→ **DIRECTIONS**
Nothing in the records may be dropped. Retype them all exactly.

→ **TASK INPUTS**
==*==
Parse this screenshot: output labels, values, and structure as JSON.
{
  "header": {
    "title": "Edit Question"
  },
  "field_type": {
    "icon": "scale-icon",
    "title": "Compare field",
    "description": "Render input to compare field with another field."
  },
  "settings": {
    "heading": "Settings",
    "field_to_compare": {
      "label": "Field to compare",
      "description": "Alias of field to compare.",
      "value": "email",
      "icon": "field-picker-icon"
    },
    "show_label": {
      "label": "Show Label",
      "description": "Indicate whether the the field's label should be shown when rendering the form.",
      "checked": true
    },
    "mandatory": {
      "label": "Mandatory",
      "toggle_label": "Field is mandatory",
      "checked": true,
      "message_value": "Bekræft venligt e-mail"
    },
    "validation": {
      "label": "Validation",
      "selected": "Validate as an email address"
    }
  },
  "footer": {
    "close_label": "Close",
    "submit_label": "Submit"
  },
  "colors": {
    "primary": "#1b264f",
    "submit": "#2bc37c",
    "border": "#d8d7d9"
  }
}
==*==
→ **EXPECTED OUTPUT**
Parse this screenshot: output labels, values, and structure as JSON.
{
  "header": {
    "title": "Edit Question"
  },
  "field_type": {
    "icon": "scale-icon",
    "title": "Compare field",
    "description": "Render input to compare field with another field."
  },
  "settings": {
    "heading": "Settings",
    "field_to_compare": {
      "label": "Field to compare",
      "description": "Alias of field to compare.",
      "value": "email",
      "icon": "field-picker-icon"
    },
    "show_label": {
      "label": "Show Label",
      "description": "Indicate whether the the field's label should be shown when rendering the form.",
      "checked": true
    },
    "mandatory": {
      "label": "Mandatory",
      "toggle_label": "Field is mandatory",
      "checked": true,
      "message_value": "Bekræft venligt e-mail"
    },
    "validation": {
      "label": "Validation",
      "selected": "Validate as an email address"
    }
  },
  "footer": {
    "close_label": "Close",
    "submit_label": "Submit"
  },
  "colors": {
    "primary": "#1b264f",
    "submit": "#2bc37c",
    "border": "#d8d7d9"
  }
}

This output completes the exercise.